As I write this, I always have to remind myself that I am in a much better place now and that I am growing as a person, even if there are times that I feel stuck. If you are reading this, I want to tell you that things will get better, and that you can grow. Anyway, this is also a reminder that people should not be too hard on themselves, especially when they are hit by seemingly mindless criticisms by the people around them. Some people can just be total asshats, so don’t let them get in the way as much as possible. But conversely, do not be a dick when the people that genuinely care about you when they give constructive criticism. (The latter is something that I am trying to work on, by the way.)

some side notes:

I used a line from “Sideline Story,” which is one of my favorite songs of the moment as the title for this entry because it spoke to me on so many levels.

Girl In Dior: A sumptuous visual history of Christian Dior

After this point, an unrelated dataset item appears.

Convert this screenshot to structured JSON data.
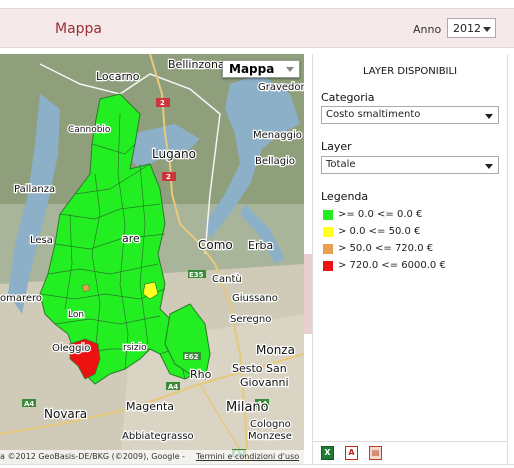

At a first glance, Annie Goetzinger’s graphic novel Girl In Dior may be seen as a mere retelling of how the Christian Dior couture house and the New Look came to be. However, what makes this different from existing literature about the designer and his couture house is a delightful, almost cinematic narrative of a graphic novel that gives life beyond the facts that highlighted the beginnings of the Dior couture house to the powerhouse luxury brand that it is today.

The story of Girl in Dior follows Clara and her journey as the eponymous girl in Dior. Clara is a young fashion journalist assigned to cover the fashion show for Christian Dior’s inaugural couture collection in 1947. While on assignment, Clara suddenly finds herself right in the middle of Dior’s world.  She becomes a replacement model during one of his fashion shows and as the years went by, she eventually develops a deeper bond with Christian Dior and his atelier.  As the story progresses, the focus of the novel shifts to the history of Dior, and the designer’s influence on women’s fashion during the fifties and in the succeeding decades. This shift is inevitable, since the graphic novel is touted as a love letter to the fashion house.

On the other hand, the accompanying illustrations in Girl In Dior are reflective of the mood and spirit of the famed couture house during its beginnings and early success.  Meaning, the illustrations show the grandeur of the clothes released during Dior’s early collections. The dreamy, voluminous gowns, the jackets with nipped-in waists, and other pieces in the famed couturier’s early collections are shown in the illustrations in the graphic novel. Excluding the dialogue and the plot, the illustrations in Girl In Dior can be mistaken for early fashion illustrations from the Dior archive.

Overall, Girl In Dior is a graphic novel that exceeds the expectations of a biography of the famed couturier and his atelier. The graphic novel is deemed as a work of historical fiction that serves as a fitting homage to the rich history of Dior and its enduring influence on fashion today. Although there are certain implausible elements in the story, fashionphiles or first-time readers of graphic novels will enjoy Girl in Dior because it is heartfelt and delightful.